- We have to automate the payment structure of healthcare in the United States. Right now, we still have 12–15 intermediaries sitting in the middle of every payment, and they drive up costs on both the consumer and the provider. In 2019, with the technology infrastructure we have today, there’s no reason there should be multiple intermediaries in any financial transaction.
- Patients need to have more choice in America. They shouldn’t be forced to live under the constraints of a health plan design. They shouldn’t be forced to live under the constraints of networks. They shouldn’t be forced to choose which doctor they can see based on the health plan of their employer. Patients should be able to drive these decisions.
- We need to have free market forces put into the healthcare system. The answer in healthcare is not a government-funded plan, or more insurance-driven plans. The answer is to allow American economics to work in healthcare the way that they function in every other industry. If you put economic forces at play, you’ll see better procedures, you’ll see higher outcomes, you’ll see more choice, and you’ll see affordability increases for American consumers.
- When you live in the United States, you have a health insurance plan, and you pay health insurance premiums, if you have a catastrophic event, then the insurer should be forced to cover those expensive charges.
Thank you! It’s great to suggest changes, but what specific steps would need to be taken to implement your ideas? What can individuals, corporations, communities and leaders do to help?
1. As corporations, we need to continue to create and establish the technology needed to automate the payment structure of American healthcare. This will allow us to prune the multiple intermediaries from healthcare transactions.
2. Leaders can continue to demand transparency in healthcare and force the legacy system into action, so that the hold-outs will be forced to accept change.
3. Communities can rally behind local politicians and let them know that price transparency and greater healthcare access are issues that matter. Support consumerism in healthcare, and most importantly, vote whenever you can.

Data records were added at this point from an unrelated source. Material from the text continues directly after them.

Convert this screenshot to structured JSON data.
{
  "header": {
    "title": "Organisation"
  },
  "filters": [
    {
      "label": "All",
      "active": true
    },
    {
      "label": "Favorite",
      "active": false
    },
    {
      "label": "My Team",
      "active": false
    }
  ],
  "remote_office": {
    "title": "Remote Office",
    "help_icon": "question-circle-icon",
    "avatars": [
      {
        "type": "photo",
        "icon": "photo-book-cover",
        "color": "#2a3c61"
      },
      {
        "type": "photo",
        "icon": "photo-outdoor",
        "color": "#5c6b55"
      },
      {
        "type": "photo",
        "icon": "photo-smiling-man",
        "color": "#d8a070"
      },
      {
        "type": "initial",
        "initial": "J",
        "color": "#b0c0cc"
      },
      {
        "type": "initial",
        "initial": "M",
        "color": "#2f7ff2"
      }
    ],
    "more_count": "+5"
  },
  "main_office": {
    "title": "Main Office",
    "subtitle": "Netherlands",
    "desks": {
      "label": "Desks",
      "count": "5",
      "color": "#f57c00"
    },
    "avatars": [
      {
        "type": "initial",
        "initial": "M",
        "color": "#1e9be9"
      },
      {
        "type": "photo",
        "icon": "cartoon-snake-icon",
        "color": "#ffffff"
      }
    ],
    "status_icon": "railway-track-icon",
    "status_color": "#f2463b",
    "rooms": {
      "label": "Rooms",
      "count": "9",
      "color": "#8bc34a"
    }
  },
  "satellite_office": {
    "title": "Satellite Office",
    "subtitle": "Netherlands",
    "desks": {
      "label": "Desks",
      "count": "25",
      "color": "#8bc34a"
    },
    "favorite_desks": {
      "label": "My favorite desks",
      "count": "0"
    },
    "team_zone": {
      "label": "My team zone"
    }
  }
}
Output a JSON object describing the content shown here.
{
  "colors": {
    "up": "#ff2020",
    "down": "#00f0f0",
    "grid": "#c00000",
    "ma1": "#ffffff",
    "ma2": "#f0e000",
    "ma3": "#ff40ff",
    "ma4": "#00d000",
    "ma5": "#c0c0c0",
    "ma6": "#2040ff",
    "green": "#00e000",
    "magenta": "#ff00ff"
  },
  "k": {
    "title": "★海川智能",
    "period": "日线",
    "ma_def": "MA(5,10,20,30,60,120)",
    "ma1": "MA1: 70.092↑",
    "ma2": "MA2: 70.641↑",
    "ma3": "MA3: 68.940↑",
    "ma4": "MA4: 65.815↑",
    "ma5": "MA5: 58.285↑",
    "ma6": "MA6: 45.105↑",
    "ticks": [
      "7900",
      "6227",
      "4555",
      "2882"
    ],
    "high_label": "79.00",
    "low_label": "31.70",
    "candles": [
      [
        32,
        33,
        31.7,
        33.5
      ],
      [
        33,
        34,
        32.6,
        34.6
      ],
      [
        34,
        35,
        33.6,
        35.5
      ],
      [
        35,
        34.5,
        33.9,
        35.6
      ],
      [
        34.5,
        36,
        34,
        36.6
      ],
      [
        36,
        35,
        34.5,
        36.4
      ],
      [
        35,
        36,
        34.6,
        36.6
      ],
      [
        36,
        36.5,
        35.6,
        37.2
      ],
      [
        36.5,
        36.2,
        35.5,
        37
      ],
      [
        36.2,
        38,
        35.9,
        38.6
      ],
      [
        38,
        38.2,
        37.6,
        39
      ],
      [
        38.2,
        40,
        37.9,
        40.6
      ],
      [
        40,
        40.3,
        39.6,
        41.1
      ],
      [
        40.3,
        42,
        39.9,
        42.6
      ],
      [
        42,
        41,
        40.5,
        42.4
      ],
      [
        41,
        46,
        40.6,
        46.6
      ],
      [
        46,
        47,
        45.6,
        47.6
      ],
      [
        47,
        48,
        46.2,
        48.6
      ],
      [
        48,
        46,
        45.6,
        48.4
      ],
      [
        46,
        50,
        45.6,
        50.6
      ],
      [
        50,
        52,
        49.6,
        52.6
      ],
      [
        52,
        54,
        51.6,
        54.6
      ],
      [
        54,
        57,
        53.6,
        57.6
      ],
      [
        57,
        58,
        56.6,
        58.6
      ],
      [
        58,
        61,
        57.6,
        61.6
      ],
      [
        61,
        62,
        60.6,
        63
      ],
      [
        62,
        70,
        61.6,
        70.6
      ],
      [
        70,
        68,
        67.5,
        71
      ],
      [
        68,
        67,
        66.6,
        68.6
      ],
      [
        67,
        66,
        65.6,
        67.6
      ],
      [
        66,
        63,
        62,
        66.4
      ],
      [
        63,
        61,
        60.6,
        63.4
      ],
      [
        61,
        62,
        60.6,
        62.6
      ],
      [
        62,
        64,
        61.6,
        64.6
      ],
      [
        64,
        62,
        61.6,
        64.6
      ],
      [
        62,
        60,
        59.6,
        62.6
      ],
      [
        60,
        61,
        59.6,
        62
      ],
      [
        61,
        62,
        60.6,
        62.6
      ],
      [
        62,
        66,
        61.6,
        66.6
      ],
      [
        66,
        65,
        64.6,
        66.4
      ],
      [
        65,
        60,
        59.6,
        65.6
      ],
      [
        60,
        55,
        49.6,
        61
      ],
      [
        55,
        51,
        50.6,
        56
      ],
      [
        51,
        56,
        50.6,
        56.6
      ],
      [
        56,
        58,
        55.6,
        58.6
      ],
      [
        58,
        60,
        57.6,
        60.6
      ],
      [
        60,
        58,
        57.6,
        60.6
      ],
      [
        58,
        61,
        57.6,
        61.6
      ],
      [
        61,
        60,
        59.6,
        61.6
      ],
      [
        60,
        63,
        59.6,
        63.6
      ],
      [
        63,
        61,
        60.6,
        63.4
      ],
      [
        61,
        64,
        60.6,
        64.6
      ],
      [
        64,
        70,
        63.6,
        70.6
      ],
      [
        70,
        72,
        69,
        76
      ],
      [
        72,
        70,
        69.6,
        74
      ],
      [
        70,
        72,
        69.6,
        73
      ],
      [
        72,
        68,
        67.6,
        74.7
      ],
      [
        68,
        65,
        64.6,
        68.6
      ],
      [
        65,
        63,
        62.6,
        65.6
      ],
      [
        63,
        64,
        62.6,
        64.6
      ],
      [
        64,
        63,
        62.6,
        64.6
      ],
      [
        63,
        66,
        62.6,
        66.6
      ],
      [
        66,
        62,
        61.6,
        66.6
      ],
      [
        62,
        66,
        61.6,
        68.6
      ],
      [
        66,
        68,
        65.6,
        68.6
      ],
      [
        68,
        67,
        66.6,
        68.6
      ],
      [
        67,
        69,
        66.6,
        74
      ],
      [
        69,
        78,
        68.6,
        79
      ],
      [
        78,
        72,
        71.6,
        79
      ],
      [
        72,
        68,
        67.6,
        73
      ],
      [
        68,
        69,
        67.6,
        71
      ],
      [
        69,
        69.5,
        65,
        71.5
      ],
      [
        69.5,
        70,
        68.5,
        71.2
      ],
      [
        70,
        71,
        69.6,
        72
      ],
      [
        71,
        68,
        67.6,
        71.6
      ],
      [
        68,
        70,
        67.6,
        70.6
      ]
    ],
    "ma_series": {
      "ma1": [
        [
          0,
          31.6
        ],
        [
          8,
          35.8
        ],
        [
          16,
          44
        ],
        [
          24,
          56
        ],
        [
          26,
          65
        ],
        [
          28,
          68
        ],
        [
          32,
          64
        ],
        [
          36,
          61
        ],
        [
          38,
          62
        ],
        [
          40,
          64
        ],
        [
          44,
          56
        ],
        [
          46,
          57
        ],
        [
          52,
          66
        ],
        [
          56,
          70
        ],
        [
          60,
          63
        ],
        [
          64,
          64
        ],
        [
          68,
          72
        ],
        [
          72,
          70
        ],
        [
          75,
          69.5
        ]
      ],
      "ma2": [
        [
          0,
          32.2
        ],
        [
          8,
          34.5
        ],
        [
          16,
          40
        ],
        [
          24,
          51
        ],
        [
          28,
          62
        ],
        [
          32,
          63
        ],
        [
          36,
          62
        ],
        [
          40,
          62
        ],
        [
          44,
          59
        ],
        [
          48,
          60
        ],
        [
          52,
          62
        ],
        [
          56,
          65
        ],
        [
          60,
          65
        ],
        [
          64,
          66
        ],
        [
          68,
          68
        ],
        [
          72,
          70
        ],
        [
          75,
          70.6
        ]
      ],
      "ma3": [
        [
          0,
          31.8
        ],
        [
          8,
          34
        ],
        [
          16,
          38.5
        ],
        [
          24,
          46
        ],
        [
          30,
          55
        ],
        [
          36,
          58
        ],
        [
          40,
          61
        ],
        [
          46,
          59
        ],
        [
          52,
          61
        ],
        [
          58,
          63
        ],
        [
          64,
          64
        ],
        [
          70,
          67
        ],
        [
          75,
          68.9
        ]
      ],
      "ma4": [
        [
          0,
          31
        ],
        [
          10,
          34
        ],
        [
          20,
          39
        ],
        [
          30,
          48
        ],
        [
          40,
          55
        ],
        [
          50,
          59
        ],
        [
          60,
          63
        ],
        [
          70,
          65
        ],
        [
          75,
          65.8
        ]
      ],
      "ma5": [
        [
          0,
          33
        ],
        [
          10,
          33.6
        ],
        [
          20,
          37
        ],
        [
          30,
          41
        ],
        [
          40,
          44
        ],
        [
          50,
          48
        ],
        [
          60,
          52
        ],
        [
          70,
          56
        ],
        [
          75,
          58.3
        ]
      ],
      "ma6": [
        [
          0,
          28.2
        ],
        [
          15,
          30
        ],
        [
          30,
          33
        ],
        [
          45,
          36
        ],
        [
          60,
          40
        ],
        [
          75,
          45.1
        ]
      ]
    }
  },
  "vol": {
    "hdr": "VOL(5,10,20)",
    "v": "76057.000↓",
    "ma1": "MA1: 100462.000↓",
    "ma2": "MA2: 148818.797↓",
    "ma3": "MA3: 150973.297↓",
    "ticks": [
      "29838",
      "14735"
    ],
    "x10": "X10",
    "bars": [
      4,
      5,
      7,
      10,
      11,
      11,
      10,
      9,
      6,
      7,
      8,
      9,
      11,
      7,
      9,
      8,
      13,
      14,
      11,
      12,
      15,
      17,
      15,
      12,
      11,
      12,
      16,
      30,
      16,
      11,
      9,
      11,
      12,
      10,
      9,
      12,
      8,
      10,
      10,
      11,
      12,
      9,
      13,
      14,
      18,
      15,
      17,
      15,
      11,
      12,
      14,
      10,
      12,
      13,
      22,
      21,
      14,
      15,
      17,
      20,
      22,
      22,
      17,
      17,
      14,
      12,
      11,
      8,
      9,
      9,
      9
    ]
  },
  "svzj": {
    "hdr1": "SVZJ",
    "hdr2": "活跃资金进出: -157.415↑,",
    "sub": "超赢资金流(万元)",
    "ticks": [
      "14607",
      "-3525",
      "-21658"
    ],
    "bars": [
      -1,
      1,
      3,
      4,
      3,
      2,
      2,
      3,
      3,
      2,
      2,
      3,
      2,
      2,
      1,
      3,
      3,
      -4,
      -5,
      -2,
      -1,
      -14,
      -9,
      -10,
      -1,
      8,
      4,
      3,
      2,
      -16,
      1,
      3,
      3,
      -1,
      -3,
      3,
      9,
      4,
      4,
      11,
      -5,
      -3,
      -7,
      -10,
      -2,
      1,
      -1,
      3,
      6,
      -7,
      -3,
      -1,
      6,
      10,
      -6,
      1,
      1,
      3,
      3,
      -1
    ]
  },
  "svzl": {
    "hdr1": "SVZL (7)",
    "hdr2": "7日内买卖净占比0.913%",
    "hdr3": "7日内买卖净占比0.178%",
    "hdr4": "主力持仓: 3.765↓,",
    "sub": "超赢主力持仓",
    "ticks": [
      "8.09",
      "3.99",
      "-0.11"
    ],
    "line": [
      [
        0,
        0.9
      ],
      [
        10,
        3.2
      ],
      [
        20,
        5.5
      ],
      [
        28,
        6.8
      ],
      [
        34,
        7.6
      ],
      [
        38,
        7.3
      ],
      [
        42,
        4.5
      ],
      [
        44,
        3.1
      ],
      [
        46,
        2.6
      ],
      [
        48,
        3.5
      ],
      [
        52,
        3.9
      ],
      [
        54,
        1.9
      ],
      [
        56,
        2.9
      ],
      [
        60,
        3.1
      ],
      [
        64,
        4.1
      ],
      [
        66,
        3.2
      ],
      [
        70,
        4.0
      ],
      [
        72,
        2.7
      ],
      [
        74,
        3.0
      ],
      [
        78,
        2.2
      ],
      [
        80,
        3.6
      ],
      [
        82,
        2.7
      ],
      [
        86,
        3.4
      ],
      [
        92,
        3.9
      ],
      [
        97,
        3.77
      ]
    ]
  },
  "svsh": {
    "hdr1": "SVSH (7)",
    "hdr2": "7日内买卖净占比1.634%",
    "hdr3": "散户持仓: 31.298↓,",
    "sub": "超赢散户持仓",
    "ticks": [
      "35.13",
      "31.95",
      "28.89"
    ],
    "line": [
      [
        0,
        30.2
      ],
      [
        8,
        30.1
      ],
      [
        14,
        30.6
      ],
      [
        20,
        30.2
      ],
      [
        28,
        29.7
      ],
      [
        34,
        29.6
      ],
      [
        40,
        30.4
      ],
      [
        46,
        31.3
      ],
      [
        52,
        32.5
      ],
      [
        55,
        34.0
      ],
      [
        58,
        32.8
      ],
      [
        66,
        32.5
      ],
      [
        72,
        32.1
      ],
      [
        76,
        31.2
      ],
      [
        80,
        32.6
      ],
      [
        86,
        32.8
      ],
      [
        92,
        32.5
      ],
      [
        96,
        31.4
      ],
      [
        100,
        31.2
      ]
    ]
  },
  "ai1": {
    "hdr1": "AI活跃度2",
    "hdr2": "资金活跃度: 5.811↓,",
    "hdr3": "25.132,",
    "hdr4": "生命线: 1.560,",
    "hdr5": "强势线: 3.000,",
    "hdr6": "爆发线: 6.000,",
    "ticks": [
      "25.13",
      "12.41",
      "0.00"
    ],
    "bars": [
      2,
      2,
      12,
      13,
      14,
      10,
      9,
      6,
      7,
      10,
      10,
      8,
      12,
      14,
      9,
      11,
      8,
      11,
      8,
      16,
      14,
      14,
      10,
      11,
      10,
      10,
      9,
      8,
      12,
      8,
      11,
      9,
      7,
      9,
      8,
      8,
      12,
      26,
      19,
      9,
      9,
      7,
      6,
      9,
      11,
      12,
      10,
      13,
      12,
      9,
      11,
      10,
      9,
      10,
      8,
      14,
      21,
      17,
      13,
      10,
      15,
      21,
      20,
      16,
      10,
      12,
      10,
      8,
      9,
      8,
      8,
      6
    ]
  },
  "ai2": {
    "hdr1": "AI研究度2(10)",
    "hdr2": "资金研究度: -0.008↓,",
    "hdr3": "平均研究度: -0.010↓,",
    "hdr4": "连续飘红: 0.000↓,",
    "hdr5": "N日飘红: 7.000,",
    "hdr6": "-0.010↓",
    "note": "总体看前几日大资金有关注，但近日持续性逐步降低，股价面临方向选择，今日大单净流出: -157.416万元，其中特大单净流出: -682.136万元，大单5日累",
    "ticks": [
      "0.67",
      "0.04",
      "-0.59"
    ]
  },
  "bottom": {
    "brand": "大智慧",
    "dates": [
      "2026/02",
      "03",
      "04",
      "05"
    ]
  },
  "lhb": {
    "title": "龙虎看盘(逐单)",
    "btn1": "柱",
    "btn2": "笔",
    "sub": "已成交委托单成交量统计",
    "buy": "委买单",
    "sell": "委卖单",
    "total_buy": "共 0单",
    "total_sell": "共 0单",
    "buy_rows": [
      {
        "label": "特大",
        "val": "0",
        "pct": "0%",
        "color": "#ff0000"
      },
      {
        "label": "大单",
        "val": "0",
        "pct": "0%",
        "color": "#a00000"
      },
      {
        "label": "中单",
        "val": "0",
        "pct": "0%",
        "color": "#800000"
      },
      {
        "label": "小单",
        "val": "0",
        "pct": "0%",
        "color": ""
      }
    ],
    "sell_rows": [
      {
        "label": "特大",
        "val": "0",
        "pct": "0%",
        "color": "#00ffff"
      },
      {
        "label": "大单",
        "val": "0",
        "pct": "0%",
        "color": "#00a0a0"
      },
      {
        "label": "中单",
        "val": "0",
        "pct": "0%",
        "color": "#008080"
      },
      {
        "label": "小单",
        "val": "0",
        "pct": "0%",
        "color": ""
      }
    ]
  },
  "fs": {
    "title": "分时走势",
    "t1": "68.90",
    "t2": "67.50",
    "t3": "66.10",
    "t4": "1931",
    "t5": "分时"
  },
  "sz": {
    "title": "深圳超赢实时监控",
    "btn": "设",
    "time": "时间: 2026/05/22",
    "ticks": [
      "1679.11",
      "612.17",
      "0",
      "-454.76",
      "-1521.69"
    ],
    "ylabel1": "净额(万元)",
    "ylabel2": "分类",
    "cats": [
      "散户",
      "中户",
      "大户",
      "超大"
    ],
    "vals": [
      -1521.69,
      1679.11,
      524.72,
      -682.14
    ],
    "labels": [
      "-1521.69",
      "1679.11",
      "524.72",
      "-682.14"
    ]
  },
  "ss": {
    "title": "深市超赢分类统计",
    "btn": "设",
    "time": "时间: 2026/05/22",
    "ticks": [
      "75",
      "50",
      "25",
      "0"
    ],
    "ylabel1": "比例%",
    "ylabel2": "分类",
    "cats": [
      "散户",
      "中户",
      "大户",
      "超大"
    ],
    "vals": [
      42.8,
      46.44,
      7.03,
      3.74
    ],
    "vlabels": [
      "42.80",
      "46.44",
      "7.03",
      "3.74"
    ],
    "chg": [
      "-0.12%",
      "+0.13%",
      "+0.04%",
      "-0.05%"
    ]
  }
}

4. The most important thing we can do as individuals is to keep up with our routine care and screenings, stay out of the ER as much as possible, and try to head off chronic conditions with preventive care. We can educate ourselves by researching local healthcare prices, either through a shoppable marketplace like MDsave, or through transparency websites like Healthcare Bluebook. Never be afraid to ask how much your procedure is going to cost before you go through with it, especially if you are paying out of pocket.
What are your favorite books, podcasts, or resources that inspire you to be a better healthcare leader? Can you explain why you like them?
I feel that human behavior changes very little over time, and I mean even over centuries, so my favorite business book is Sun Tzu’s The Art of War. I believe that any time you’re faced with a complex question, whether it’s an innovation, if it’s in business, if it’s in disruption, you can look back at these ancient texts and understand that people are motivated by the same things, they still think the same way, and to address complex problems, you should address them the way humans have been approaching these problems for centuries.
How can our readers follow you on social media?
In my opinion, nuclear weapons and social media are the worst inventions of the 20th century.
With that said, I also appreciate the importance of conversation, so if you want to connect with me, please feel free to reach out to me via my company’s channels, @MDsave on Twitter and Facebook and MDsave, Inc. on LinkedIn.
Thank you so much for these insights! This was so inspiring!